The neurological establishment in our country faces unprecedented challenges right now and I can confirm that your recently elected NASA executive committee (ExCo) has braced itself to deal with these effectively.
Already since the NASA AGM held in Stellenbosch in March of this year, ExCo has held three productive meetings. Agenda’s have included diverse, important issues including, amongst others, the development of a strategy to ensure effective representation of our members in private practice when negotiating future remuneration for their services, and NASA’s support for post-graduate neurological education.

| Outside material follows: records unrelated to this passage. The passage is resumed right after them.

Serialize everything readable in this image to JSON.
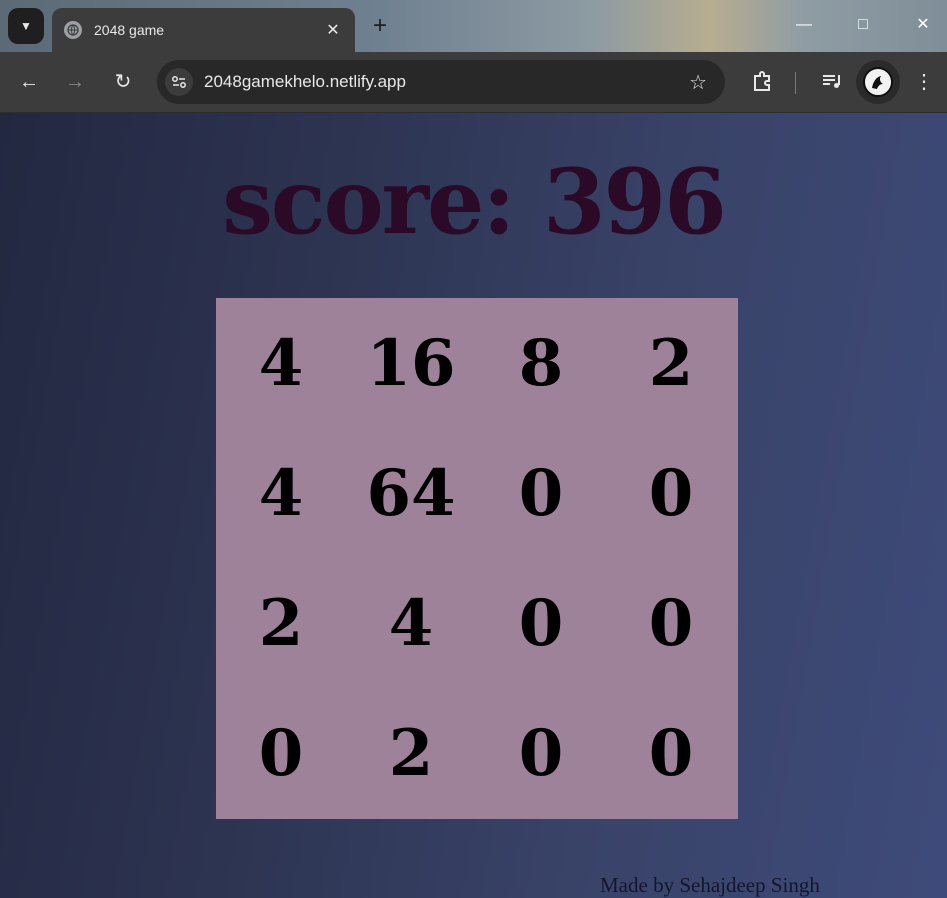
{
  "browser": {
    "tab_title": "2048 game",
    "url": "2048gamekhelo.netlify.app"
  },
  "game": {
    "score_label": "score:",
    "score_value": "396",
    "grid": [
      [
        "4",
        "16",
        "8",
        "2"
      ],
      [
        "4",
        "64",
        "0",
        "0"
      ],
      [
        "2",
        "4",
        "0",
        "0"
      ],
      [
        "0",
        "2",
        "0",
        "0"
      ]
    ],
    "credit": "Made by Sehajdeep Singh"
  },
  "colors": {
    "board": "#9e8299",
    "score_text": "#2a0a26",
    "background_start": "#232841",
    "background_end": "#3e4a7a"
  }
}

In order to properly deal with the challenges presently confronting our neurological community, ExCo has established new elected portfolios in Private Practice, Education and Ethics, which are currently headed up by Dave Anderson, Dali Magazi and Wiebren Duim, respectively.
Over the past eight months, Dominic Giampaolo has ensured that our financial house remains in good order by ensuring a responsible, transparent and cautious fiscal policy to protect NASA’s healthy yet modest financial reserves.
Meanwhile, Dave has worked tirelessly to get to grips with the complicated and constantly changing political landscape, which our members in private practice will need to navigate in the years ahead. He has ensured that ExCo remains up to date with the crucial issues. His efforts mean that ExCo is now in a position to make tough yet well-informed policy decisions. For instance, after careful consideration, it is now the firm and unanimous opinion of ExCo that, going forward, NASA members in private practice will need to be formally represented on the South African Private Practice Forum (SAPPF). Although SAPPF membership comes with unequivocal material benefits, there will be significant cost implications for our members in terms of increased annual membership fees.
The NASA Education Portfolio under Dali has overseen NASA sponsorship for the 2012 and 2013 registrar teaching weekends and, being a senator in the College of Neurologists’ of South Africa, he is keeping a watchful eye on developments there. Fellowship of the College of Neurology is now the only local qualification enabling a specialist neurologist to practice as such in South Africa. Although the university-issued MMed qualification has been retained, and has even now become compulsory (in addition to the fellowship), a MMed no longer, alone, allows the holder to register as a specialist neurologist with the HPCSA. As a consequence, the College of Neurologists is grappling with the issue of maintaining standards on the one hand, while on the other hand having to deal with a marked rise in the numbers of candidates sitting the College Examinations and pressure from the Department of Health to increase the number of qualified neurologists in South Africa.
I am happy to report that no issues have been referred to our Ethics Committee to date this year.
We all look forward to the next NASA congress convened by Professor Girish Modi, which will be held in Sandton from the 2nd to the 5th of April 2014. You will see that the 1st announcement lists no fewer than nine international speakers, all generously sponsored by the trade. As always, ExCo encourages all its NASA members to attend, despite distractions this year in the form of school holidays and the Argus Cycle Tour. Furthermore, ExCo strongly urges all NASA members, and especially those practicing in the private sector, to be present at the NASA AGM scheduled for 17h00 to 18h00 on Thursday April 3rd as there are crucially important issues which need to be decided at that meeting.
I would like to take this opportunity to assure all NASA members that your current ExCo has committed itself enthusiastically to effective, democratic, transparent and ethical governance of NASA affairs during its term.
For NASA Exco 2013